Peters, H. A., Pauw, A., Silman, M. R., Pitman, N. C. A. & Terborgh, J. W. 2004. Falling palm fronds structure Amazonian rainforest sapling communities. Proceedings of the Royal Society of London Series B-Biological Sciences (Supplement) 271: 239-241.

Johnson, S. D., Pauw, A. & Midgley, J. 2001. Rodent pollination in the African lily Massonia depressa (Hyacinthaceae). American Journal of Botany 88(10): 1768-1773.

Pauw, A. 2000. Parental care in a polygynous group of bat-eared foxes, Otocyon megalotis (Carnivora: Canidae). African Zoology 35(1): 139-145.

Pauw, A. 1998. Pollen transfer on birds' tongues. Nature 394: 731-732.

Pauw, C. A. & Linder, H. P. 1997. Tropical African cedars ( Widdringtonia ,Cupressaceae): systematics, ecology and conservation status. Botanical Journal of the Linnean Society 123: 297-319.



Pauw, A. 2004. Variation in pollination across a fragmented landscape at the Cape of Africa. Ph.D. thesis. University of Cape Town.

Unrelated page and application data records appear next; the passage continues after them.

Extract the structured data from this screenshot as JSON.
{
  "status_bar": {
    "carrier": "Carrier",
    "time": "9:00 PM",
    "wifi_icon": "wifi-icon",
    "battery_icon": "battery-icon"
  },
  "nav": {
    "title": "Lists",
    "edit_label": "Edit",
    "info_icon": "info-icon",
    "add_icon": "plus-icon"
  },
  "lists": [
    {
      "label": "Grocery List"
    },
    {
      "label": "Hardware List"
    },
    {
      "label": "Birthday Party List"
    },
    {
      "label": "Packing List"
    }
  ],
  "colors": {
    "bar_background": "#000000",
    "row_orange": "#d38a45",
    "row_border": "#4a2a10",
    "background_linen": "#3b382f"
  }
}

Popular articles

Johnson, S. D. & Pauw, A. 2002. Of mice and massonias. Veld and Flora 87(4): 166-167.

Pauw, A. & Johnson, S. 2001. Table Mountain: Wilderness in a City. Readers Digest May 2001: 42-50.

Pauw, A. 2001. Aliens, Flames and Flowers: a report-back on the Cape fires. African Wildlife 55(1):20-25.

Pauw, A. 2000. The endangered Table Mountain ghost frog. Undercurrents: a newsletter of the Two Oceans Aquarium 5(2): 4-5.

Pauw, A. 2000. Fire lilies, a short note. Africa Environment and Wildlife 8(3): 14-15.

Pauw, A. 2000. Book Review, Orchids of Southern Africa . Veld and Flora 86(2): 87.

Vogelpoel, L., Cywes, S., Cywes, M. & Pauw, A. 1999. Alien Disa hybrids on Table Mountain - implications for nature conservation. Orchids South Africa 30: 26-33.

Pauw, A. 1999. Why do plants have flowers? Envirokids 20(6): 19-21.

Pauw, A. 1999. Fire power. Africa Environment and Wildlife 7(5): 80-85.

Pauw, A. 1999. The Table Mountain ghost frog. Africa Environment and Wildlife 7(1): 42-43.

Pauw, A. 1998. Pollen transfer on bird tongues. SABONET News 3 (1): 24.

Pauw, A. 1998. Will a new name save Malawi 's cedars? SABONET News 3 (1): 33-35.

Pauw, A. 1997. Bat-eared foxes. Africa Environment and Wildlife 5(3): 30-39.

Pauw, A. 1995. Cedars of the South. Cedarberg Interest Group Newsletter 1: 1-2.


Photo: Anina Coetzee

Profile photo of Professor Anton C. Pauw